NATO Chief: Relations With Russia "Destroyed" Even If Fighting Ends
NATO Secretary-General Jens Stoltenberg has offered his bluntest and most dire assessment to date of the state of Russia-West relations, saying in Monday remarks that even if the war were to end quickly, relations are beyond repair. He described that as far as NATO is concerned, relations have at this point been "destroyed".
"Even if the fighting ends, we will not return to some kind of normal, friendly, relationship with Russia. Trust has been destroyed," he said. "I think the war has had long-lasting consequences for the relationship with Russia."
He had previewed this stark assessment by claiming that NATO sought to build positive relations with Russia immediately after the Cold War - despite that fact that the military alliance's expansion to Russia's doorstep began soon after the collapse of the Soviet Union, according to admissions from US diplomats.
But he also said there remained the possibility that Moscow could salvage some degree of the prior "trust" that had been shattered by the invasion:
"They [Russia] can do as many other European countries have done since the end of the Second World War, they can choose peace, choose cooperation, choose to trust their neighbors instead of always being so aggressive and threatening neighbors as Russia has done again and again against Georgia, against Ukraine," Stoltenberg said.

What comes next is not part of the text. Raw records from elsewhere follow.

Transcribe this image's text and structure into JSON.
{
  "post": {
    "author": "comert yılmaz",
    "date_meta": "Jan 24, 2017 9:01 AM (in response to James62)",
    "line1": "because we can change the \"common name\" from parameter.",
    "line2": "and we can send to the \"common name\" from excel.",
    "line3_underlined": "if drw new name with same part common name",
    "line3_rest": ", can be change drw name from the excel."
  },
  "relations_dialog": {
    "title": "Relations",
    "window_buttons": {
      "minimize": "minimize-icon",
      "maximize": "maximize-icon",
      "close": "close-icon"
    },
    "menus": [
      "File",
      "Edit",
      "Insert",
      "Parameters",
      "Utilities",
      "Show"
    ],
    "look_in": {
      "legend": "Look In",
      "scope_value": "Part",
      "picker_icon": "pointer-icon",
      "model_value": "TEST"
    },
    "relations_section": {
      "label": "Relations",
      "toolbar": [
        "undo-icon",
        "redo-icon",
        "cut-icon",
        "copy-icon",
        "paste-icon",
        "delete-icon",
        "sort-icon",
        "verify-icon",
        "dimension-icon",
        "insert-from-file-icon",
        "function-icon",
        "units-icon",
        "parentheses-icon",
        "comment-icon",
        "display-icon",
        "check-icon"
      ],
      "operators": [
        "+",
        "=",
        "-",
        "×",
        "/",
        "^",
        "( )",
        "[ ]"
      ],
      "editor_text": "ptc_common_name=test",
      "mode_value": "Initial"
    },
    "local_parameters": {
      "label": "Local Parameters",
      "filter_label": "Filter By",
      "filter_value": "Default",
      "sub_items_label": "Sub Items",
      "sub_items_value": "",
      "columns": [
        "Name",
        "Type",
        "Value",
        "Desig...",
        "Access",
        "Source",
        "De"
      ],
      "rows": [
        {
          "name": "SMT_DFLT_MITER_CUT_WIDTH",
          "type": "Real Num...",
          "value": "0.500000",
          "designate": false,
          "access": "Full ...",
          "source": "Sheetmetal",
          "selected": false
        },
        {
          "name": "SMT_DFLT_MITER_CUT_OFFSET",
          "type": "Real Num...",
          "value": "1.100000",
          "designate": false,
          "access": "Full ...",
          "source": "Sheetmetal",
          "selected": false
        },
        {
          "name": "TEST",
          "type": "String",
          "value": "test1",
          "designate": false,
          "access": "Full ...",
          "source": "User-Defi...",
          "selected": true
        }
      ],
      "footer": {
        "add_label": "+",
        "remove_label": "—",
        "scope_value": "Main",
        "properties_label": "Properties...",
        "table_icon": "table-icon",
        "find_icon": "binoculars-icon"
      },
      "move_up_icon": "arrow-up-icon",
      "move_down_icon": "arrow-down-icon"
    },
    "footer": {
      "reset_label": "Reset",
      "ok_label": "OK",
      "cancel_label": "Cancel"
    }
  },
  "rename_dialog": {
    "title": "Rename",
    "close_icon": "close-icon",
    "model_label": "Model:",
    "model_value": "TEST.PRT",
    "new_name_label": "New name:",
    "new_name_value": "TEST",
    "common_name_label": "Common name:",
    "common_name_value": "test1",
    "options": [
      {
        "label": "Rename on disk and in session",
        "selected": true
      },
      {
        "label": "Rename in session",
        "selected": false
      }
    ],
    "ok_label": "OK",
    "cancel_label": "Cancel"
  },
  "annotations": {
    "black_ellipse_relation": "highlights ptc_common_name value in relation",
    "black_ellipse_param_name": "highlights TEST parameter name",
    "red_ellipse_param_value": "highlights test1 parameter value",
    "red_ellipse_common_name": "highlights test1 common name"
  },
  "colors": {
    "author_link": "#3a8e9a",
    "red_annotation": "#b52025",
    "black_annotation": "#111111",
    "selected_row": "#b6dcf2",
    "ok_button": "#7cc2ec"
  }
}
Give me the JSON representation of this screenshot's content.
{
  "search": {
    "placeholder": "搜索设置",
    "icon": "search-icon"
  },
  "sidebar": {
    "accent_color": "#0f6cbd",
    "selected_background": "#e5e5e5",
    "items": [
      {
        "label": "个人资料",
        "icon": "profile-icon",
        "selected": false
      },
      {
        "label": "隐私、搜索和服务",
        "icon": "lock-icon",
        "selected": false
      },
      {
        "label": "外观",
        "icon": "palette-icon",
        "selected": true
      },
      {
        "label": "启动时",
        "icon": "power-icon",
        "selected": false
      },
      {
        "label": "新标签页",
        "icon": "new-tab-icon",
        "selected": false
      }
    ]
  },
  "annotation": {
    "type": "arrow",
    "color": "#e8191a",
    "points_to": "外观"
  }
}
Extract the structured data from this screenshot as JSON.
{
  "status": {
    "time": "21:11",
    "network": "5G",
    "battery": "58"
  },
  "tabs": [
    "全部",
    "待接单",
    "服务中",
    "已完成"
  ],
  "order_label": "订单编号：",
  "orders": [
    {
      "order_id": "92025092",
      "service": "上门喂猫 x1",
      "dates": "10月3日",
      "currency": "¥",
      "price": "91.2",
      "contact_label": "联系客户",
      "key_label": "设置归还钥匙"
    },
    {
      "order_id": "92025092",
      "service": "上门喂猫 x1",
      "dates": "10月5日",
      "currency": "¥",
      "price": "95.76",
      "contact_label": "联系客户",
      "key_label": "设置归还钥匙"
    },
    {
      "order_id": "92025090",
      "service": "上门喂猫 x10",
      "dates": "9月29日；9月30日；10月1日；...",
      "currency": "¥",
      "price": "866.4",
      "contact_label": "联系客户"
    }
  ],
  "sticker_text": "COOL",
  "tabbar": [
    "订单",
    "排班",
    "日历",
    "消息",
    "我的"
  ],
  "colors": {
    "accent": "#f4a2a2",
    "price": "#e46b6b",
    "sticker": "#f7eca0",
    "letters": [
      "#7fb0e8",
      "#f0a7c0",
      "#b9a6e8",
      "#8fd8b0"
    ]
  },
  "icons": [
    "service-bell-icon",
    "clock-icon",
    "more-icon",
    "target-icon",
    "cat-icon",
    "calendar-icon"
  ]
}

Interestingly, on the same day as the NATO chief's remarks, German Chancellor Olaf Scholz weighed in on relations with Russia and suggested they were not totally destroyed or altogether severed.
He went so far as to suggest that economic relations could be restored after the war. "At the moment, the relations we have are being reduced, reduced, reduced," he said according to Reuters. He qualified that "a Russia that ends the war" ought to be allowed a chance to resume economic ties.
But just last week, Russian President Vladimir Putin warned his country that the "special military operation" could be a "lengthy process." He stressed that achieving all of Russia's objectives could be a long-haul which he intends to see through.
Addressing Moscow's stance, NATO Secretary-General Jens Stoltenberg had on Friday offered a bleak assessment, suggesting things could easily spiral out of control into a major direct confrontation among nuclear-armed powers. "If things go wrong, they can go horribly wrong," he had told Norwegian broadcaster NRK. "It is a terrible war in Ukraine. It is also a war that can become a full-fledged war that spreads into a major war between NATO and Russia," he said. "We are working on that every day to avoid that."
The head of NATO expressed worry that the fighting in Ukraine could spin out of control and become a war between Russia and NATO, according to an interview released Friday. https://t.co/I9S9MouoB5— PBS NewsHour (@NewsHour) December 10, 2022
And yet it remains that there are no serious negotiations underway toward implementing a ceasefire, despite some European leaders like France's Emmanuel Macron or even Scholz appearing to favor more robust diplomacy and engagement with Moscow to end the crisis. And of course, some have felt the energy supply crisis harder and more immediately than others - pressure which will only grow into the winter.